» **WORK INSTRUCTIONS**: Search the records for the string "Output" and copy every line in which it appears.

--- RAW DATA Enclosed Below ---

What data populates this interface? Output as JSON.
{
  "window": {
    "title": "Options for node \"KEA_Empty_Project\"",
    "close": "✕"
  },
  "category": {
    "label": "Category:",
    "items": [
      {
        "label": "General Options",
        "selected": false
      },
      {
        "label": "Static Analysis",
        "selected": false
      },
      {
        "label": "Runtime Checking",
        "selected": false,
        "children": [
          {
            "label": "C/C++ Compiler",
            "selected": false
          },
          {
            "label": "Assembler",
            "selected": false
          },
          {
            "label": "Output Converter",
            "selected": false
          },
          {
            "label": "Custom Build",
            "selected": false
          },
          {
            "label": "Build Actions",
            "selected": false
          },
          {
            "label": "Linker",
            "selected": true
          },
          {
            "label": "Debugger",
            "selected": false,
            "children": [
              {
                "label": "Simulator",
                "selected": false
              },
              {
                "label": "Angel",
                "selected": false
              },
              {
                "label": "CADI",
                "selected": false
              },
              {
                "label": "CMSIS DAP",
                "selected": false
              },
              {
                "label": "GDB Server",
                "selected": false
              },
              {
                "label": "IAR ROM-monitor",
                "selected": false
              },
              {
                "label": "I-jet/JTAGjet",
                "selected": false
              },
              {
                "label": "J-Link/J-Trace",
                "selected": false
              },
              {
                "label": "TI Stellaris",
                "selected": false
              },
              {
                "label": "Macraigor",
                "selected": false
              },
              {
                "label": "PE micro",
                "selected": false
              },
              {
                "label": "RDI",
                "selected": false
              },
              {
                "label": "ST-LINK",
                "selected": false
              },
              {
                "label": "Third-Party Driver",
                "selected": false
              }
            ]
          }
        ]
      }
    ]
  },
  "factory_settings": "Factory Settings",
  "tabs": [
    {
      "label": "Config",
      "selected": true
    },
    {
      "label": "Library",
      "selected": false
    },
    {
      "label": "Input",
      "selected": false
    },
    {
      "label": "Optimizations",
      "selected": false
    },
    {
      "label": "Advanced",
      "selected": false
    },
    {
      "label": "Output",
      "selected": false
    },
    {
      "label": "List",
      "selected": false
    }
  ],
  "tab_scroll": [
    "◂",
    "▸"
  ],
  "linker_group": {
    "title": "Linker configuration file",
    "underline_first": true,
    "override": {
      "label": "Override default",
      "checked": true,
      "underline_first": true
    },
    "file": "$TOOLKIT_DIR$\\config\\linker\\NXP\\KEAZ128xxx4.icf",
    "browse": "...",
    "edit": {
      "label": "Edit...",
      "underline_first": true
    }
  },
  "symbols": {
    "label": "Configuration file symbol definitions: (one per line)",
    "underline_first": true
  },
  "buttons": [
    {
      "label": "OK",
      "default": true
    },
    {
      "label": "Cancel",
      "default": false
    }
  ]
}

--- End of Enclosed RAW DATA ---

» **TASK RESPONSE**:
What data populates this interface? Output as JSON.
            "label": "Output Converter",
      "label": "Output",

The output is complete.